Over the course of the year, about £100m was invested in the city through cultural programming and infrastructure. It is estimated that for every £1 spent, there would be a predicted £5 return. All those who have been involved in organising events are now using the word "legacy" and discussing how people can build on what has been achieved. A lot of people have the view that the simple feel-good factor created by Derry's success in becoming the first UK City of Culture was great for the city, having the effect of bringing together people in a sometimes divided city was a real step forward.
Hull Followed With The 2017 Award
This year the 2017 winners Hull kicked off their UK City of Culture program with the city is expecting to see a significant increase in visitors and events over 2017 generating a positive economic impact. Hull is the second city to host the title and it will be hosting 365 days of cultural events that started with a fireworks event. It is estimated that the UK City of Culture 2017 win will deliver a £60 million boost to Hull’s economy throughout 2017, with a £13.5 million investment into the project.
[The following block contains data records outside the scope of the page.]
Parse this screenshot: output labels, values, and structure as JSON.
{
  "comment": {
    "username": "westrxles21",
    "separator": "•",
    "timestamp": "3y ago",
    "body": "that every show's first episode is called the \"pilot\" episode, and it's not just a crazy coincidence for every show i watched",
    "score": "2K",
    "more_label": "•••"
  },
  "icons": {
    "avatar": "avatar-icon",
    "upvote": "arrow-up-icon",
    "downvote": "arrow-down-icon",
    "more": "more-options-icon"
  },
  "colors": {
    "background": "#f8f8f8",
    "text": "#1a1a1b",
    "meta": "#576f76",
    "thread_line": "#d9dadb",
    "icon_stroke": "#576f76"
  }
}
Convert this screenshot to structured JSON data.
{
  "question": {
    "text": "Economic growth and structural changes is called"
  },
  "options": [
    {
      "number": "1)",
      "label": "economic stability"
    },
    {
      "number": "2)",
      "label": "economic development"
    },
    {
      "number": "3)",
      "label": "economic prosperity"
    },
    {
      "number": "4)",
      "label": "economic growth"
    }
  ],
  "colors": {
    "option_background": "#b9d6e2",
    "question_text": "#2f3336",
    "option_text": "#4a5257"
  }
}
The city has also seen a £1 billion investment since winning the title in 2013. Keep an eye on what Hull is achieving throughout its year here at https://www.hull2017.co.uk
The Benefits to Warrington
Warrington’s initial expression of interest to run for UK City of Culture 2021 has been submitted to the government. There are two further stages with an initial bid submitted in April and the final bid from shortlisted cities by 29th September. The Heritage Lottery Fund has committed £3 million to the holder of the UK City of Culture title from 2021 onwards to boost local heritage, this would have a benefit of bolstering the area and all our cultural attractions.
It looks to me from the outside that a successful bid brings real benefits to the economy and business. It brings investment in local infrastructure, together with a big uplift in tourism and the local economy. If we then add the feel-good factor into the equation and how the previous awards have had a profound effect on their residents, then I would say this would be a massive benefit to the whole of Warrington!
A quotation on the http://www.warrington2021.com/our-bid/ website says the award would have "significant economic and social benefits, complementing existing physical regeneration plans as well as highlighting the cultural elements of the current developments as an essential part of the overall growth of the borough." The timing of the 2021 award seems to be perfect for Warrington and complements existing plans and projects to deliver and support:
- More than £100m of investment in the centre of Warrington before 2020
- More than 100 unique events across the borough every year in the run up to 2021
- The 50th anniversary of the new town in 2018
- Plans for a brand new heritage hub with a target opening date of 2019
- Final Thoughts
I feel putting culture at the heart of the transition from a new town to a new city and being highlighted as a “go to” destination for culture would have a long lasting positive effect for us all, in terms of economic growth and people's pride in their city. There seems to be real synergy with the bid, linking it to the growth of Warrington over the next four years. This tells me that it could be an amazing gift to those expansion plans and would give real inertia to the city’s proposed projects. I’m getting right behind this bid and would love to get more businesses involved with spreading the positivity and pushing hard to win a place in the history of British cultural events. As a business community as a whole, let us show our support and help in any way possible.
Operations Manager Warrington